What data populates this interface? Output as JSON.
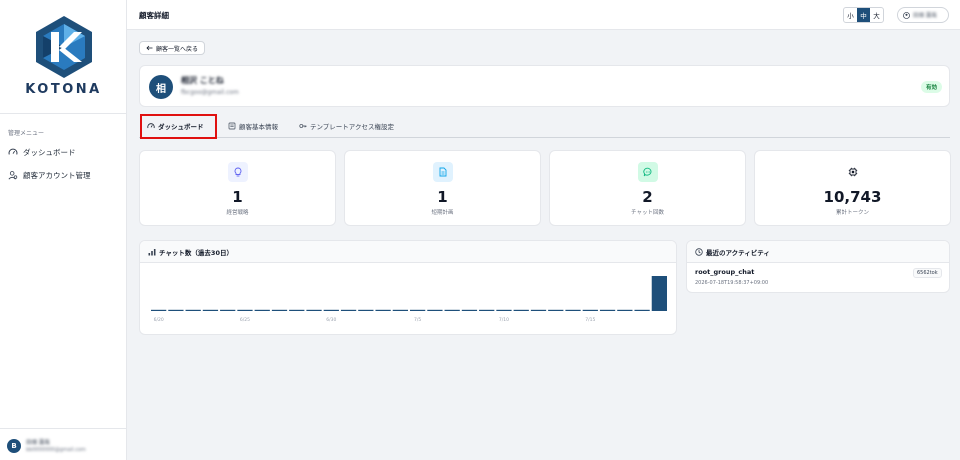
{
  "brand": {
    "name": "KOTONA",
    "primary_color": "#1e4f7a"
  },
  "sidebar": {
    "menu_heading": "管理メニュー",
    "items": [
      {
        "label": "ダッシュボード",
        "icon": "gauge-icon"
      },
      {
        "label": "顧客アカウント管理",
        "icon": "users-icon"
      }
    ],
    "footer": {
      "avatar": "B",
      "name": "田畑 蓮哉",
      "email": "bb0000000@gmail.com"
    }
  },
  "header": {
    "title": "顧客詳細",
    "font_sizes": [
      "小",
      "中",
      "大"
    ],
    "active_font_size": "中",
    "user_label": "田畑 蓮哉"
  },
  "back_button": {
    "label": "顧客一覧へ戻る"
  },
  "customer": {
    "avatar": "相",
    "name": "相沢 ことね",
    "email": "fbcgoo@gmail.com",
    "status": "有効",
    "status_color": "#15803d"
  },
  "tabs": [
    {
      "label": "ダッシュボード",
      "icon": "gauge-icon",
      "active": true
    },
    {
      "label": "顧客基本情報",
      "icon": "id-card-icon",
      "active": false
    },
    {
      "label": "テンプレートアクセス権設定",
      "icon": "key-icon",
      "active": false
    }
  ],
  "stats": [
    {
      "value": "1",
      "label": "経営戦略",
      "icon": "lightbulb-icon",
      "color": "#6366f1",
      "bg": "#eef2ff"
    },
    {
      "value": "1",
      "label": "短期計画",
      "icon": "document-icon",
      "color": "#0ea5e9",
      "bg": "#e0f2fe"
    },
    {
      "value": "2",
      "label": "チャット回数",
      "icon": "chat-icon",
      "color": "#10b981",
      "bg": "#d1fae5"
    },
    {
      "value": "10,743",
      "label": "累計トークン",
      "icon": "chip-icon",
      "color": "#111827",
      "bg": "transparent"
    }
  ],
  "chart_section": {
    "title": "チャット数（過去30日）"
  },
  "chart_data": {
    "type": "bar",
    "title": "チャット数（過去30日）",
    "categories": [
      "6/20",
      "6/21",
      "6/22",
      "6/23",
      "6/24",
      "6/25",
      "6/26",
      "6/27",
      "6/28",
      "6/29",
      "6/30",
      "7/1",
      "7/2",
      "7/3",
      "7/4",
      "7/5",
      "7/6",
      "7/7",
      "7/8",
      "7/9",
      "7/10",
      "7/11",
      "7/12",
      "7/13",
      "7/14",
      "7/15",
      "7/16",
      "7/17",
      "7/18",
      "7/19"
    ],
    "tick_labels": [
      "6/20",
      "6/25",
      "6/30",
      "7/5",
      "7/10",
      "7/15"
    ],
    "values": [
      0,
      0,
      0,
      0,
      0,
      0,
      0,
      0,
      0,
      0,
      0,
      0,
      0,
      0,
      0,
      0,
      0,
      0,
      0,
      0,
      0,
      0,
      0,
      0,
      0,
      0,
      0,
      0,
      0,
      2
    ],
    "ylim": [
      0,
      2
    ],
    "bar_color": "#1e4f7a"
  },
  "activity": {
    "title": "最近のアクティビティ",
    "items": [
      {
        "name": "root_group_chat",
        "timestamp": "2026-07-18T19:58:37+09:00",
        "tokens": "6562tok"
      }
    ]
  }
}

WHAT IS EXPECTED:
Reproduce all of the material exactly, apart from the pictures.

ANSWER SPACE:
What data populates this interface? Output as JSON.
{
  "brand": {
    "name": "KOTONA",
    "primary_color": "#1e4f7a"
  },
  "sidebar": {
    "menu_heading": "管理メニュー",
    "items": [
      {
        "label": "ダッシュボード",
        "icon": "gauge-icon"
      },
      {
        "label": "顧客アカウント管理",
        "icon": "users-icon"
      }
    ],
    "footer": {
      "avatar": "B",
      "name": "田畑 蓮哉",
      "email": "bb0000000@gmail.com"
    }
  },
  "header": {
    "title": "顧客詳細",
    "font_sizes": [
      "小",
      "中",
      "大"
    ],
    "active_font_size": "中",
    "user_label": "田畑 蓮哉"
  },
  "back_button": {
    "label": "顧客一覧へ戻る"
  },
  "customer": {
    "avatar": "相",
    "name": "相沢 ことね",
    "email": "fbcgoo@gmail.com",
    "status": "有効",
    "status_color": "#15803d"
  },
  "tabs": [
    {
      "label": "ダッシュボード",
      "icon": "gauge-icon",
      "active": true
    },
    {
      "label": "顧客基本情報",
      "icon": "id-card-icon",
      "active": false
    },
    {
      "label": "テンプレートアクセス権設定",
      "icon": "key-icon",
      "active": false
    }
  ],
  "stats": [
    {
      "value": "1",
      "label": "経営戦略",
      "icon": "lightbulb-icon",
      "color": "#6366f1",
      "bg": "#eef2ff"
    },
    {
      "value": "1",
      "label": "短期計画",
      "icon": "document-icon",
      "color": "#0ea5e9",
      "bg": "#e0f2fe"
    },
    {
      "value": "2",
      "label": "チャット回数",
      "icon": "chat-icon",
      "color": "#10b981",
      "bg": "#d1fae5"
    },
    {
      "value": "10,743",
      "label": "累計トークン",
      "icon": "chip-icon",
      "color": "#111827",
      "bg": "transparent"
    }
  ],
  "chart_section": {
    "title": "チャット数（過去30日）"
  },
  "chart_data": {
    "type": "bar",
    "title": "チャット数（過去30日）",
    "categories": [
      "6/20",
      "6/21",
      "6/22",
      "6/23",
      "6/24",
      "6/25",
      "6/26",
      "6/27",
      "6/28",
      "6/29",
      "6/30",
      "7/1",
      "7/2",
      "7/3",
      "7/4",
      "7/5",
      "7/6",
      "7/7",
      "7/8",
      "7/9",
      "7/10",
      "7/11",
      "7/12",
      "7/13",
      "7/14",
      "7/15",
      "7/16",
      "7/17",
      "7/18",
      "7/19"
    ],
    "tick_labels": [
      "6/20",
      "6/25",
      "6/30",
      "7/5",
      "7/10",
      "7/15"
    ],
    "values": [
      0,
      0,
      0,
      0,
      0,
      0,
      0,
      0,
      0,
      0,
      0,
      0,
      0,
      0,
      0,
      0,
      0,
      0,
      0,
      0,
      0,
      0,
      0,
      0,
      0,
      0,
      0,
      0,
      0,
      2
    ],
    "ylim": [
      0,
      2
    ],
    "bar_color": "#1e4f7a"
  },
  "activity": {
    "title": "最近のアクティビティ",
    "items": [
      {
        "name": "root_group_chat",
        "timestamp": "2026-07-18T19:58:37+09:00",
        "tokens": "6562tok"
      }
    ]
  }
}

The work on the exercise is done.